### Goal of the exercise
From the material that follows, count the lines with the word "icon" in them. Reply with the number only.

□ □ □ □ □ □ □

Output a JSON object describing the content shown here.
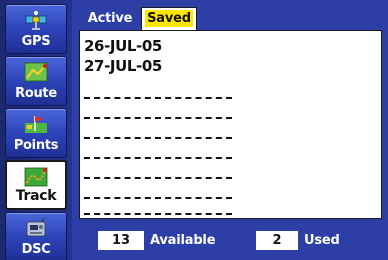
{
  "sidebar": {
    "items": [
      {
        "label": "GPS",
        "icon": "satellite-icon"
      },
      {
        "label": "Route",
        "icon": "route-map-icon"
      },
      {
        "label": "Points",
        "icon": "waypoint-flag-icon"
      },
      {
        "label": "Track",
        "icon": "track-icon",
        "selected": true
      },
      {
        "label": "DSC",
        "icon": "dsc-radio-icon"
      }
    ]
  },
  "tabs": {
    "active_label": "Active",
    "saved_label": "Saved",
    "selected": "Saved"
  },
  "saved_tracks": [
    "26-JUL-05",
    "27-JUL-05",
    "------------",
    "------------",
    "------------",
    "------------",
    "------------",
    "------------",
    "------------"
  ],
  "footer": {
    "available_count": "13",
    "available_label": "Available",
    "used_count": "2",
    "used_label": "Used"
  },
  "colors": {
    "background": "#2d3ea6",
    "selected_tab_highlight": "#ffe600",
    "panel": "#ffffff"
  }
}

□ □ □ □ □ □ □

### Response for this exercise
5